When the once affectionate mother becomes a grumpy, irascible grantler at the end of her life, or her partner reacts more and more suspiciously and aggressively as she grows older, many people consider this normal. This was the result of a representative survey by the polling institute TNS-Emnid. As many as 1, 005 people were interviewed and nearly three quarters (73 percent) thought that such personality changes were common side effects of aging, with only 19 percent suspecting that a disease could be behind them, and 8 percent did not provide any information.
Striking Behaviors - A Dementia Disease?
The background of the Emnid study is that striking behavioral changes such as increased restlessness, aggressiveness and hostility, a reversal of the day-night rhythm or even increased depressive moods can often be early signs of Alzheimer's dementia. If one notices such disorders, it would therefore make sense to consult a doctor who can clarify the causes and initiate effective treatment early on.
In fact, as the study reveals, while the sufferers and their relatives perceive the symptoms, the wrong or no conclusions are drawn. For example, 56 percent of respondents said that they themselves knew someone who showed such changes in nature. Hardly any third party would therefore talk to a doctor.
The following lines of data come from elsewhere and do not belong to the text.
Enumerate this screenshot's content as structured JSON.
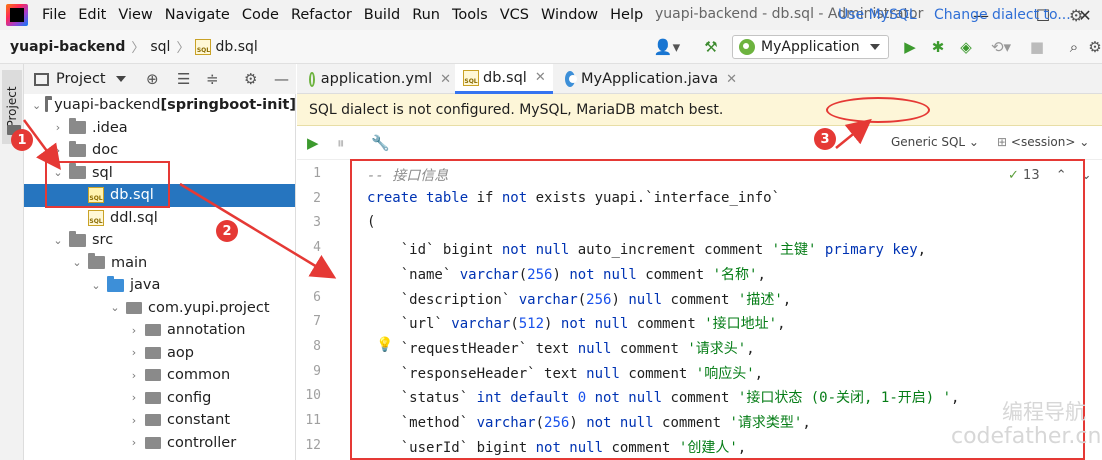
{
  "menubar": {
    "items": [
      "File",
      "Edit",
      "View",
      "Navigate",
      "Code",
      "Refactor",
      "Build",
      "Run",
      "Tools",
      "VCS",
      "Window",
      "Help"
    ],
    "window_title": "yuapi-backend - db.sql - Administrator",
    "controls": {
      "minimize": "—",
      "maximize": "☐",
      "close": "✕"
    }
  },
  "breadcrumb": {
    "project": "yuapi-backend",
    "folder": "sql",
    "file": "db.sql"
  },
  "run_config": {
    "label": "MyApplication"
  },
  "project_panel": {
    "title": "Project",
    "stripe_label": "Project",
    "tree": [
      {
        "label": "yuapi-backend",
        "suffix": "[springboot-init]",
        "type": "root",
        "depth": 0,
        "expanded": true
      },
      {
        "label": ".idea",
        "type": "folder",
        "depth": 1,
        "expanded": false
      },
      {
        "label": "doc",
        "type": "folder",
        "depth": 1,
        "expanded": false
      },
      {
        "label": "sql",
        "type": "folder",
        "depth": 1,
        "expanded": true
      },
      {
        "label": "db.sql",
        "type": "sql",
        "depth": 2,
        "selected": true
      },
      {
        "label": "ddl.sql",
        "type": "sql",
        "depth": 2
      },
      {
        "label": "src",
        "type": "folder",
        "depth": 1,
        "expanded": true
      },
      {
        "label": "main",
        "type": "folder",
        "depth": 2,
        "expanded": true
      },
      {
        "label": "java",
        "type": "java-folder",
        "depth": 3,
        "expanded": true
      },
      {
        "label": "com.yupi.project",
        "type": "package",
        "depth": 4,
        "expanded": true
      },
      {
        "label": "annotation",
        "type": "package",
        "depth": 5,
        "expanded": false
      },
      {
        "label": "aop",
        "type": "package",
        "depth": 5,
        "expanded": false
      },
      {
        "label": "common",
        "type": "package",
        "depth": 5,
        "expanded": false
      },
      {
        "label": "config",
        "type": "package",
        "depth": 5,
        "expanded": false
      },
      {
        "label": "constant",
        "type": "package",
        "depth": 5,
        "expanded": false
      },
      {
        "label": "controller",
        "type": "package",
        "depth": 5,
        "expanded": false
      }
    ]
  },
  "editor": {
    "tabs": [
      {
        "label": "application.yml",
        "icon": "spring-icon"
      },
      {
        "label": "db.sql",
        "icon": "sql-file-icon",
        "active": true
      },
      {
        "label": "MyApplication.java",
        "icon": "java-class-icon"
      }
    ],
    "banner": {
      "message": "SQL dialect is not configured. MySQL, MariaDB match best.",
      "use_mysql": "Use MySQL",
      "change_dialect": "Change dialect to..."
    },
    "toolbar": {
      "dialect": "Generic SQL",
      "session": "<session>"
    },
    "inspection": {
      "count": "13"
    },
    "lines": [
      {
        "n": "1",
        "tokens": [
          [
            "cm",
            "-- 接口信息"
          ]
        ]
      },
      {
        "n": "2",
        "tokens": [
          [
            "kw",
            "create table "
          ],
          [
            "",
            "if "
          ],
          [
            "kw",
            "not "
          ],
          [
            "",
            "exists "
          ],
          [
            "",
            "yuapi.`interface_info`"
          ]
        ]
      },
      {
        "n": "3",
        "tokens": [
          [
            "",
            "("
          ]
        ]
      },
      {
        "n": "4",
        "tokens": [
          [
            "",
            "    `id` "
          ],
          [
            "",
            "bigint "
          ],
          [
            "kw",
            "not null "
          ],
          [
            "",
            "auto_increment "
          ],
          [
            "",
            "comment "
          ],
          [
            "str",
            "'主键' "
          ],
          [
            "kw",
            "primary key"
          ],
          [
            "",
            ","
          ]
        ]
      },
      {
        "n": "5",
        "tokens": [
          [
            "",
            "    `name` "
          ],
          [
            "kw",
            "varchar"
          ],
          [
            "",
            "("
          ],
          [
            "num",
            "256"
          ],
          [
            "",
            ") "
          ],
          [
            "kw",
            "not null "
          ],
          [
            "",
            "comment "
          ],
          [
            "str",
            "'名称'"
          ],
          [
            "",
            ","
          ]
        ]
      },
      {
        "n": "6",
        "tokens": [
          [
            "",
            "    `description` "
          ],
          [
            "kw",
            "varchar"
          ],
          [
            "",
            "("
          ],
          [
            "num",
            "256"
          ],
          [
            "",
            ") "
          ],
          [
            "kw",
            "null "
          ],
          [
            "",
            "comment "
          ],
          [
            "str",
            "'描述'"
          ],
          [
            "",
            ","
          ]
        ]
      },
      {
        "n": "7",
        "tokens": [
          [
            "",
            "    `url` "
          ],
          [
            "kw",
            "varchar"
          ],
          [
            "",
            "("
          ],
          [
            "num",
            "512"
          ],
          [
            "",
            ") "
          ],
          [
            "kw",
            "not null "
          ],
          [
            "",
            "comment "
          ],
          [
            "str",
            "'接口地址'"
          ],
          [
            "",
            ","
          ]
        ]
      },
      {
        "n": "8",
        "tokens": [
          [
            "",
            "    `requestHeader` "
          ],
          [
            "",
            "text "
          ],
          [
            "kw",
            "null "
          ],
          [
            "",
            "comment "
          ],
          [
            "str",
            "'请求头'"
          ],
          [
            "",
            ","
          ]
        ]
      },
      {
        "n": "9",
        "tokens": [
          [
            "",
            "    `responseHeader` "
          ],
          [
            "",
            "text "
          ],
          [
            "kw",
            "null "
          ],
          [
            "",
            "comment "
          ],
          [
            "str",
            "'响应头'"
          ],
          [
            "",
            ","
          ]
        ]
      },
      {
        "n": "10",
        "tokens": [
          [
            "",
            "    `status` "
          ],
          [
            "kw",
            "int "
          ],
          [
            "kw",
            "default "
          ],
          [
            "num",
            "0 "
          ],
          [
            "kw",
            "not null "
          ],
          [
            "",
            "comment "
          ],
          [
            "str",
            "'接口状态 (0-关闭, 1-开启) '"
          ],
          [
            "",
            ","
          ]
        ]
      },
      {
        "n": "11",
        "tokens": [
          [
            "",
            "    `method` "
          ],
          [
            "kw",
            "varchar"
          ],
          [
            "",
            "("
          ],
          [
            "num",
            "256"
          ],
          [
            "",
            ") "
          ],
          [
            "kw",
            "not null "
          ],
          [
            "",
            "comment "
          ],
          [
            "str",
            "'请求类型'"
          ],
          [
            "",
            ","
          ]
        ]
      },
      {
        "n": "12",
        "tokens": [
          [
            "",
            "    `userId` "
          ],
          [
            "",
            "bigint "
          ],
          [
            "kw",
            "not null "
          ],
          [
            "",
            "comment "
          ],
          [
            "str",
            "'创建人'"
          ],
          [
            "",
            ","
          ]
        ]
      }
    ]
  },
  "annotations": {
    "step1": "1",
    "step2": "2",
    "step3": "3",
    "color": "#e53935"
  },
  "watermark": {
    "line1": "编程导航",
    "line2": "codefather.cn"
  }
}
High suffering for all
Instead, the daily interaction in the marriage or the family often suffers from the behavioral disorders to a considerable extent. Quarrels and frustration, however, could often be avoided if the symptoms were recognized as being due to illness, accepted and treated properly. In addition to a detailed consultation, for example, a therapy with a specially approved for these behavioral drug ingredient called risperidone could significantly improve the symptoms and relax the family situation considerably.
So a visit to a doctor is always recommended if you observe suspicious changes in your behavior or personality in yourself or in a loved one.
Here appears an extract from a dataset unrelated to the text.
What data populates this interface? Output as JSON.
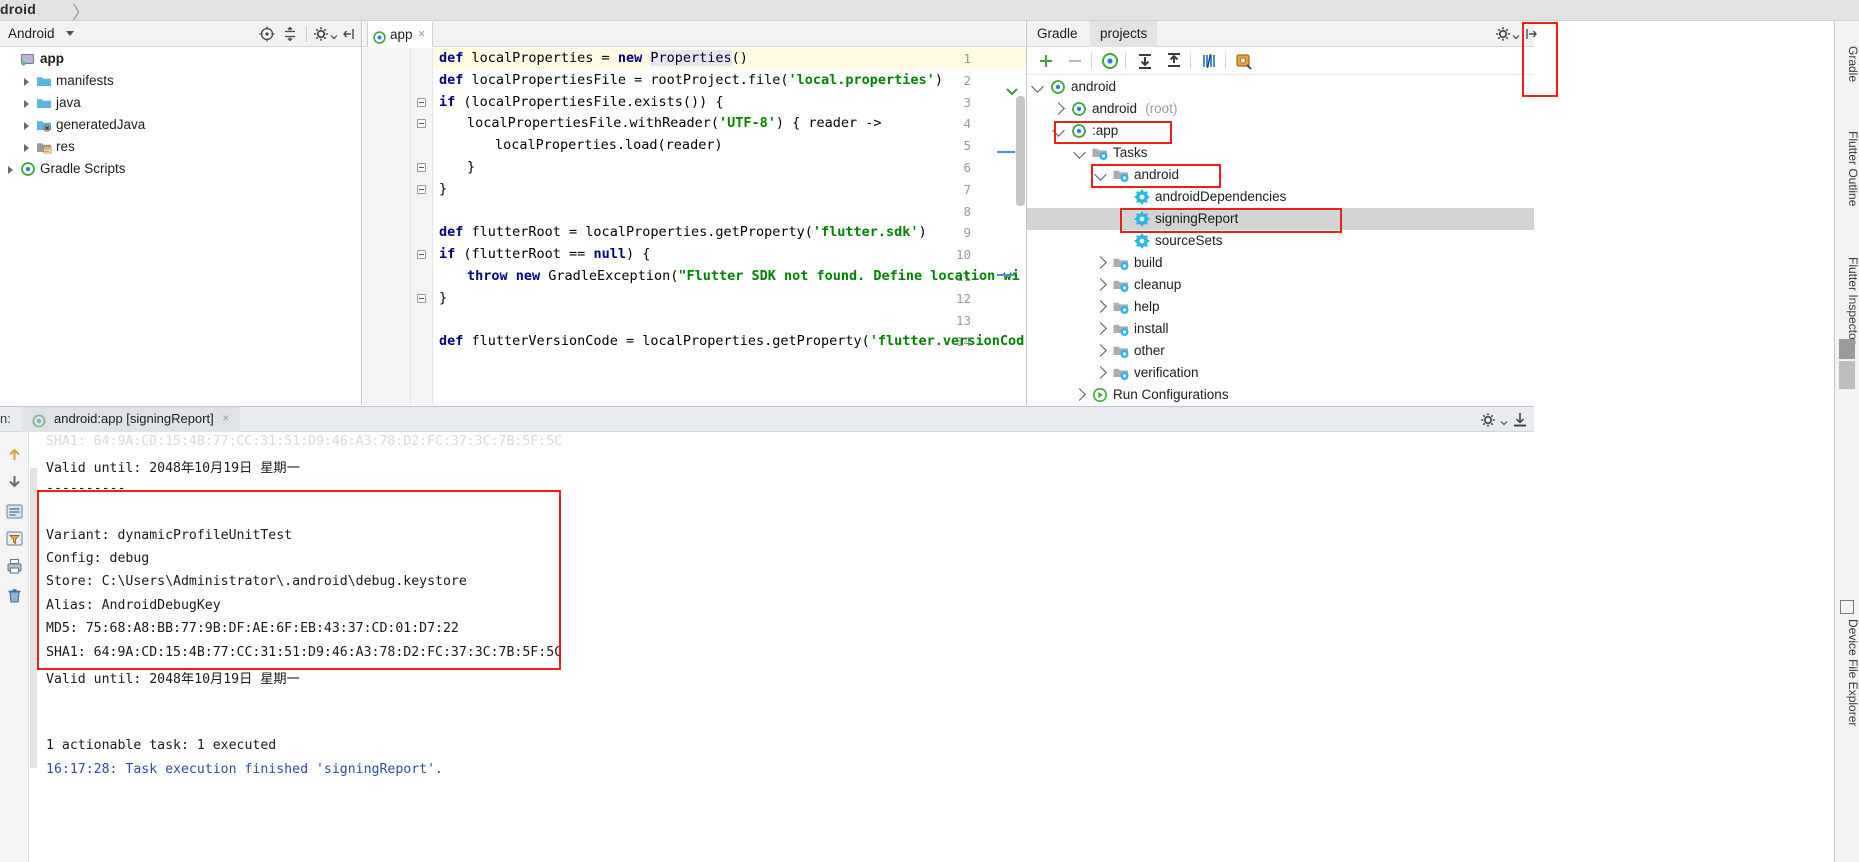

Doctor visit is worthwhile
If the disease were detected earlier, not only could the behavioral disorders be eliminated, but also the overall course of the disease could be better influenced, according to Alzheimer's experts. It has long been known that dementia often rages in the brain for years before a doctor is finally called in. Mostly then the affected person has already lost a large part of his intellectual abilities.
If you could initiate a treatment in time with the existing anti-dementia drugs such as the snowdrop drug galantamine, the further progression of Alzheimer's dementia could be slowed down for a few years.